Jay Adams (Photo by Glen E. Friedman)

Legendary skateboarder Jay Adams, who helped reinvent skateboarding as we know it, died last week. According to a longtime friend, Allen Sarlo, Adams is believed to have died of a heart attack while on a surfing vacation in Puerto Escondido, Mexico.

What was a quiet pastime transformed into a counterculture, a lifestyle and a professional sport. Adams was at the center of this evolution.

Sarlo, who grew up with Adams and was on the surfing trip, told the Los Angeles Times: “He was the real deal … He was the James Dean of skateboarding.”

Adams was born Feb. 3, 1961. According to the Los Angeles Times, Adams father was a heroin addict and imprisoned while Adams was young. He was raised by his mother and longtime surfer Kent Sherwood, who taught him how to surf.

“I got him in the water when he was 4,” Sherwood told the New York Times.

Not long after taking to the water, Adams became well known to local surfers. Jeff Ho, surfboard builder and owner of the Zephyr surf shop, told the Los Angeles Times: “It was the late 1960s, and he was the youngest kid in the water … He paddled up to me and said, ‘You’re Jeff Ho, aren’t you? Your surfing is really good’ … Here he was, one of the young hotshots, and he was paying me a compliment and showing respect. I was impressed.”

Adams joined the surf team and later became a founding member of the Zephyr Skate Team, which became known as the “Z-Boys.” The Zephyr skate team formed in Dogtown, a dicey neighborhood in Santa Monica once called “the last great seaside slum.”

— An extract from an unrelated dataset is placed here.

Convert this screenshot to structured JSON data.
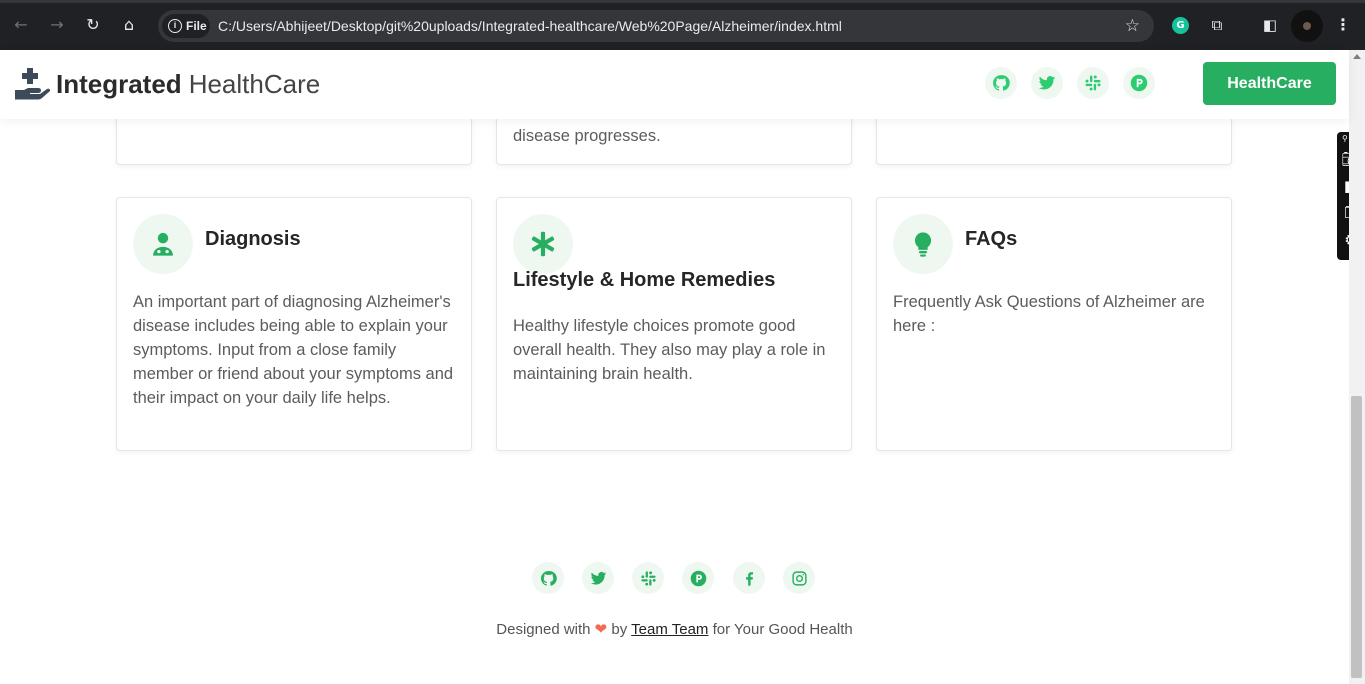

The Zephyr team did what no skateboarders had done before: take their surf-inspired moves to the street. They rode the concrete like waves, low and smooth with hard turns.

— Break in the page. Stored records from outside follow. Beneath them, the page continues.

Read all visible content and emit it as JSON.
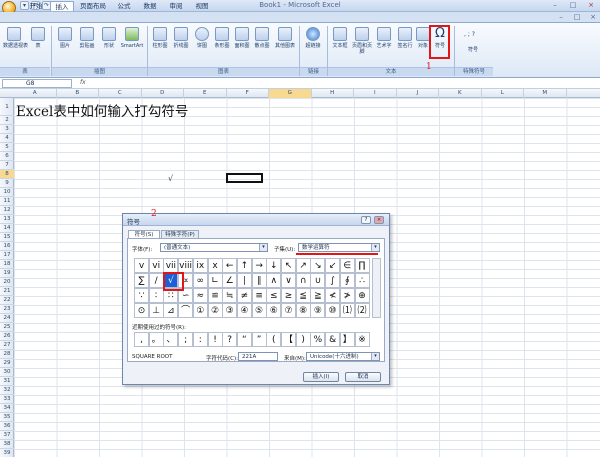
{
  "window": {
    "title": "Book1 - Microsoft Excel",
    "minimize": "–",
    "maximize": "□",
    "close": "×",
    "doc_minimize": "–",
    "doc_restore": "□",
    "doc_close": "×"
  },
  "quick_access": [
    "▾",
    "↶",
    "↷"
  ],
  "tabs": [
    "开始",
    "插入",
    "页面布局",
    "公式",
    "数据",
    "审阅",
    "视图"
  ],
  "active_tab": "插入",
  "ribbon": {
    "groups": [
      "表",
      "插图",
      "图表",
      "链接",
      "文本",
      "特殊符号"
    ],
    "buttons": {
      "pivot": "数据透视表",
      "table": "表",
      "picture": "图片",
      "clipart": "剪贴画",
      "shapes": "形状",
      "smartart": "SmartArt",
      "column": "柱形图",
      "line": "折线图",
      "pie": "饼图",
      "bar": "条形图",
      "area": "面积图",
      "scatter": "散点图",
      "other": "其他图表",
      "hyperlink": "超链接",
      "textbox": "文本框",
      "header": "页眉和页脚",
      "wordart": "艺术字",
      "signature": "签名行",
      "object": "对象",
      "symbol": "符号",
      "special_symbol": "符号"
    },
    "special_marks": "‚  ;  ?",
    "annotation_1": "1"
  },
  "formula_bar": {
    "name_box": "G8",
    "fx": "fx"
  },
  "columns": [
    "A",
    "B",
    "C",
    "D",
    "E",
    "F",
    "G",
    "H",
    "I",
    "J",
    "K",
    "L",
    "M"
  ],
  "rows": [
    "1",
    "2",
    "3",
    "4",
    "5",
    "6",
    "7",
    "8",
    "9",
    "10",
    "11",
    "12",
    "13",
    "14",
    "15",
    "16",
    "17",
    "18",
    "19",
    "20",
    "21",
    "22",
    "23",
    "24",
    "25",
    "26",
    "27",
    "28",
    "29",
    "30",
    "31",
    "32",
    "33",
    "34",
    "35",
    "36",
    "37",
    "38",
    "39"
  ],
  "sheet": {
    "heading": "Excel表中如何输入打勾符号",
    "check_text": "√"
  },
  "dialog": {
    "title": "符号",
    "help": "?",
    "close": "×",
    "annotation_2": "2",
    "tabs": [
      "符号(S)",
      "特殊字符(P)"
    ],
    "font_label": "字体(F):",
    "font_value": "(普通文本)",
    "subset_label": "子集(U):",
    "subset_value": "数学运算符",
    "grid": [
      [
        "v",
        "vi",
        "vii",
        "viii",
        "ix",
        "x",
        "←",
        "↑",
        "→",
        "↓",
        "↖",
        "↗",
        "↘",
        "↙",
        "∈",
        "∏"
      ],
      [
        "∑",
        "/",
        "√",
        "∝",
        "∞",
        "∟",
        "∠",
        "∣",
        "∥",
        "∧",
        "∨",
        "∩",
        "∪",
        "∫",
        "∮",
        "∴"
      ],
      [
        "∵",
        "∶",
        "∷",
        "∽",
        "≈",
        "≌",
        "≒",
        "≠",
        "≡",
        "≤",
        "≥",
        "≦",
        "≧",
        "≮",
        "≯",
        "⊕"
      ],
      [
        "⊙",
        "⊥",
        "⊿",
        "⌒",
        "①",
        "②",
        "③",
        "④",
        "⑤",
        "⑥",
        "⑦",
        "⑧",
        "⑨",
        "⑩",
        "⑴",
        "⑵"
      ]
    ],
    "selected_symbol": "√",
    "recent_label": "近期使用过的符号(R):",
    "recent": [
      ",",
      "。",
      "、",
      ";",
      ":",
      "!",
      "?",
      "“",
      "”",
      "(",
      "【",
      ")",
      "%",
      "&",
      "】",
      "※"
    ],
    "char_name": "SQUARE ROOT",
    "code_label": "字符代码(C):",
    "code_value": "221A",
    "from_label": "来自(M):",
    "from_value": "Unicode(十六进制)",
    "insert": "插入(I)",
    "cancel": "取消"
  }
}
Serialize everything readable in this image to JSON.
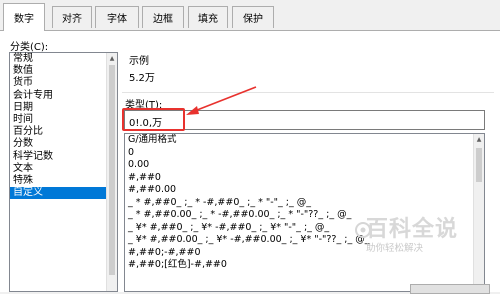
{
  "tabs": [
    {
      "label": "数字",
      "active": true
    },
    {
      "label": "对齐",
      "active": false
    },
    {
      "label": "字体",
      "active": false
    },
    {
      "label": "边框",
      "active": false
    },
    {
      "label": "填充",
      "active": false
    },
    {
      "label": "保护",
      "active": false
    }
  ],
  "category": {
    "label": "分类(C):",
    "items": [
      "常规",
      "数值",
      "货币",
      "会计专用",
      "日期",
      "时间",
      "百分比",
      "分数",
      "科学记数",
      "文本",
      "特殊",
      "自定义"
    ],
    "selected": "自定义"
  },
  "sample": {
    "label": "示例",
    "value": "5.2万"
  },
  "type": {
    "label": "类型(T):",
    "value": "0!.0,万"
  },
  "formats": [
    "G/通用格式",
    "0",
    "0.00",
    "#,##0",
    "#,##0.00",
    "_ * #,##0_ ;_ * -#,##0_ ;_ * \"-\"_ ;_ @_",
    "_ * #,##0.00_ ;_ * -#,##0.00_ ;_ * \"-\"??_ ;_ @_",
    "_ ¥* #,##0_ ;_ ¥* -#,##0_ ;_ ¥* \"-\"_ ;_ @_",
    "_ ¥* #,##0.00_ ;_ ¥* -#,##0.00_ ;_ ¥* \"-\"??_ ;_ @_",
    "#,##0;-#,##0",
    "#,##0;[红色]-#,##0"
  ],
  "watermark": {
    "title": "百科全说",
    "subtitle": "助你轻松解决"
  },
  "colors": {
    "highlight": "#e8322e",
    "selection": "#0078d7"
  }
}
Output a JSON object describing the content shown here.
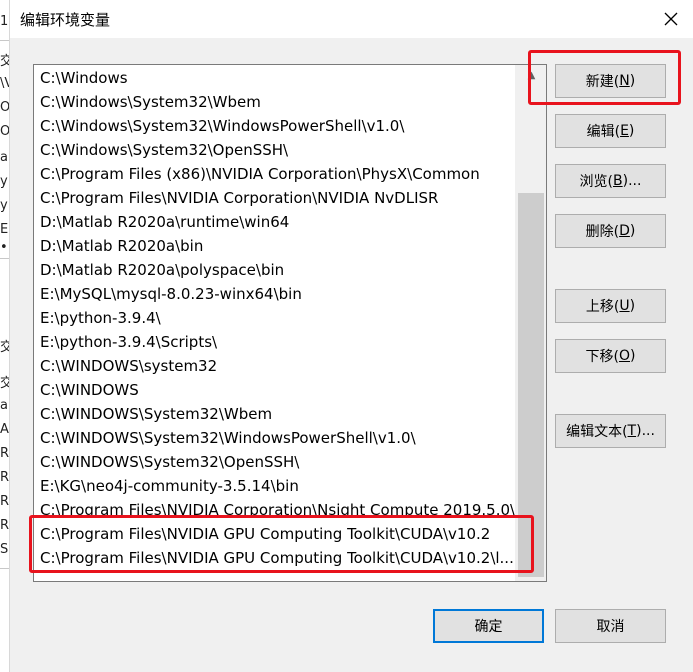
{
  "dialog": {
    "title": "编辑环境变量",
    "close_glyph": "✕"
  },
  "background_fragments": [
    "1 |",
    "交",
    "\\V",
    "Or",
    "Or",
    "a",
    "y",
    "y",
    "E",
    "•",
    "交",
    "交",
    "a",
    "A",
    "R",
    "R",
    "R",
    "R",
    "S"
  ],
  "path_list": {
    "items": [
      "C:\\Windows",
      "C:\\Windows\\System32\\Wbem",
      "C:\\Windows\\System32\\WindowsPowerShell\\v1.0\\",
      "C:\\Windows\\System32\\OpenSSH\\",
      "C:\\Program Files (x86)\\NVIDIA Corporation\\PhysX\\Common",
      "C:\\Program Files\\NVIDIA Corporation\\NVIDIA NvDLISR",
      "D:\\Matlab R2020a\\runtime\\win64",
      "D:\\Matlab R2020a\\bin",
      "D:\\Matlab R2020a\\polyspace\\bin",
      "E:\\MySQL\\mysql-8.0.23-winx64\\bin",
      "E:\\python-3.9.4\\",
      "E:\\python-3.9.4\\Scripts\\",
      "C:\\WINDOWS\\system32",
      "C:\\WINDOWS",
      "C:\\WINDOWS\\System32\\Wbem",
      "C:\\WINDOWS\\System32\\WindowsPowerShell\\v1.0\\",
      "C:\\WINDOWS\\System32\\OpenSSH\\",
      "E:\\KG\\neo4j-community-3.5.14\\bin",
      "C:\\Program Files\\NVIDIA Corporation\\Nsight Compute 2019.5.0\\",
      "C:\\Program Files\\NVIDIA GPU Computing Toolkit\\CUDA\\v10.2",
      "C:\\Program Files\\NVIDIA GPU Computing Toolkit\\CUDA\\v10.2\\l..."
    ],
    "scroll_up_glyph": "▲"
  },
  "buttons": {
    "new": {
      "label": "新建(",
      "key": "N",
      "tail": ")"
    },
    "edit": {
      "label": "编辑(",
      "key": "E",
      "tail": ")"
    },
    "browse": {
      "label": "浏览(",
      "key": "B",
      "tail": ")..."
    },
    "delete": {
      "label": "删除(",
      "key": "D",
      "tail": ")"
    },
    "move_up": {
      "label": "上移(",
      "key": "U",
      "tail": ")"
    },
    "move_down": {
      "label": "下移(",
      "key": "O",
      "tail": ")"
    },
    "edit_text": {
      "label": "编辑文本(",
      "key": "T",
      "tail": ")..."
    },
    "ok": "确定",
    "cancel": "取消"
  },
  "colors": {
    "highlight": "#e8131d",
    "focus": "#0078d7"
  }
}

Keith Hamm, author of  “Scarred for Life,” a cultural history of skateboarding, said in a 2011 Los Angeles time article,  “The Zephyr team skated like they surfed…[the Z-Boys brought a] sharp-turning, faster, aggressive style.” Before Adams and the Zephyr team, skateboarding looked like it was inspired by gymnastics or ice-skating:

Here is the Zephyr team in a 1975 contest in Del Mar, Calif. The newer style is on display:

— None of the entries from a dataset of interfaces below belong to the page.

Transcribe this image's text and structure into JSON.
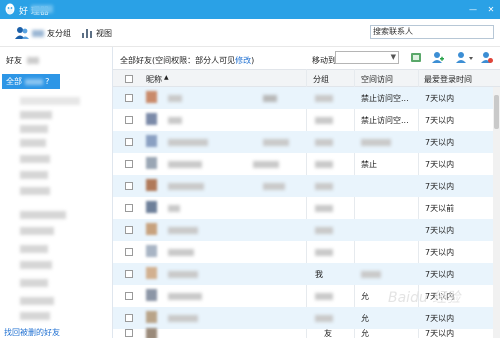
{
  "titlebar": {
    "title": "好    理器",
    "minimize": "—",
    "close": "✕"
  },
  "toolbar": {
    "friend_group_label": "友分组",
    "view_label": "视图",
    "search_placeholder": "搜索联系人"
  },
  "sidebar": {
    "header": "好友",
    "all_item": "全部",
    "all_suffix": "?",
    "restore_link": "找回被删的好友"
  },
  "main": {
    "permission_text": "全部好友(空间权限：部分人可见",
    "permission_link": "修改",
    "permission_close": ")",
    "move_to_label": "移动到"
  },
  "table": {
    "columns": [
      "昵称",
      "分组",
      "空间访问",
      "最爱登录时间"
    ],
    "rows": [
      {
        "access": "禁止访问空...",
        "login": "7天以内"
      },
      {
        "access": "禁止访问空...",
        "login": "7天以内"
      },
      {
        "access": "",
        "login": "7天以内"
      },
      {
        "access": "",
        "login": "7天以内"
      },
      {
        "access": "",
        "login": "7天以内"
      },
      {
        "access": "",
        "login": "7天以前"
      },
      {
        "access": "",
        "login": "7天以内"
      },
      {
        "access": "",
        "login": "7天以内"
      },
      {
        "access": "",
        "login": "7天以内"
      },
      {
        "access": "",
        "login": "7天以内"
      },
      {
        "access": "",
        "login": "7天以内"
      },
      {
        "access": "",
        "login": "7天以内"
      }
    ],
    "row_fragments": {
      "r4_access": "禁止",
      "r9_group": "我",
      "r10_access": "允",
      "r10_login": "7天以内",
      "r11_access": "允",
      "r12_group": "友",
      "r12_access": "允"
    }
  },
  "watermark": "Baidu 经验",
  "colors": {
    "titlebar": "#2aa1e6",
    "selected": "#2d96e6",
    "alt_row": "#e9f4fc",
    "link": "#1e6fd1"
  }
}
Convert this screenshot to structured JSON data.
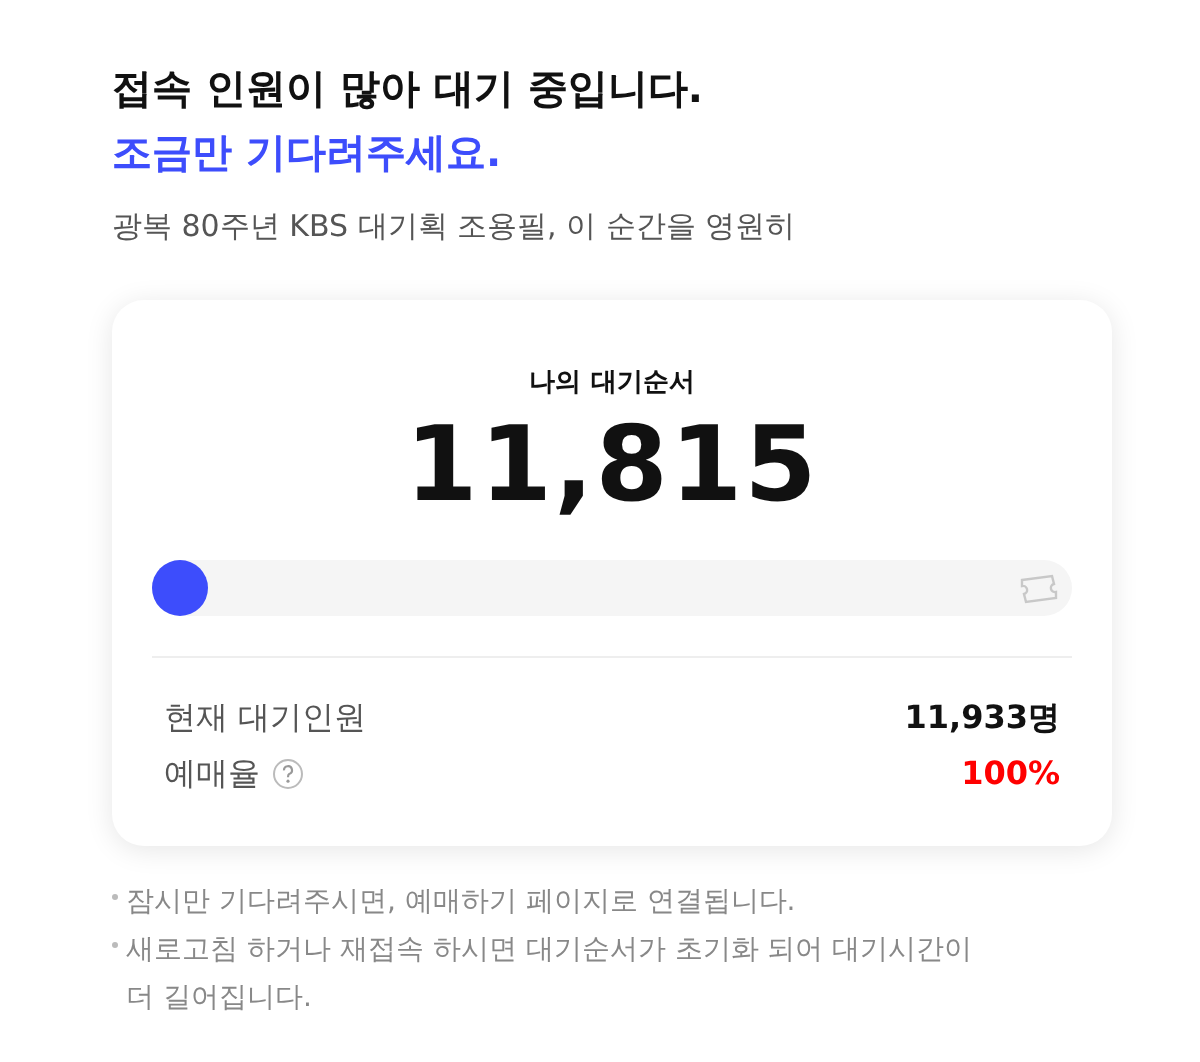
{
  "heading": {
    "line_1": "접속 인원이 많아 대기 중입니다.",
    "line_2": "조금만 기다려주세요."
  },
  "subtitle": "광복 80주년 KBS 대기획 조용필, 이 순간을 영원히",
  "queue": {
    "label": "나의 대기순서",
    "number": "11,815",
    "progress": {
      "level": 0
    }
  },
  "stats": [
    {
      "label": "현재 대기인원",
      "value": "11,933명",
      "kind": "count",
      "help": false
    },
    {
      "label": "예매율",
      "value": "100%",
      "kind": "rate",
      "help": true
    }
  ],
  "notes": [
    "잠시만 기다려주시면, 예매하기 페이지로 연결됩니다.",
    "새로고침 하거나 재접속 하시면 대기순서가 초기화 되어 대기시간이 더 길어집니다."
  ]
}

Skateboarding took another turn when California was hit by a drought in the late 70’s and many of Southern California’s swimming pools became empty:

“Two hundred years of American technology, has unwittingly created a massive cement playground of unlimited potential. But it was the minds of 11-year-olds that could see the potential.” wrote photojournalist C. R. Stecyk, III in a 1975 issue of “Skateboarder” magazine.

Adams and the Zephyr crew were immortalized in a 2001 documentary “Dogtown and Z-Boys,”  by fellow skateboarder and documentary filmmaker Stacy Peralta. The filmmaker spoke to the Associated Press about Adams: “He was like the original viral spore that created skateboarding … He was it.”

Photographer Glen E. Friedman, a longtime friend of Adams, wrote on his blog: “When you look at Jay you have to think of the personification of all the DogTown stories that Craig Stecyk wrote and all the DogTown photos that I took: All we were trying to do was capture Jay Adams’ essence. He was really f***ed up crazy, and he was really incredibly great, all at the same time.”

Jay Adams in Los Angeles in 2013. (Chris Pizzello/AP Photo/Invision)

But Adams’s creativity came with a dark side. According to the AP, in the early 80’s he was convinced of felony assault and served jail time off and on during the next 24 years, including convictions for drugs and assault.

David Colker and Elaine Woo of the Los Angeles Times wrote: “Adams thrived on the camaraderie of the skateboarding subculture that included a lot of partying. … But while others built careers from the sport — Tony Alva became well known for designing skateboard decks, and Stacy Peralta directed the documentary and wrote the ‘Lords of Dogtown’ feature — Adams’ life went off track.”

His legacy, however, lives on.

“For so many, he was the inspiration, he was the seed,” Friedman wrote on his blog. “He was one of the originators,and he didn’t do any of it on purpose. He was as spontaneous as they come, and because of that he was one of the sport’s great revolutionaries.”

Here is a photo of Adams doing what he loved posted to Instagram after his death.

This article has been corrected. A quote by Skip Engblom was originally written by C. R. Stecyk III in 1975.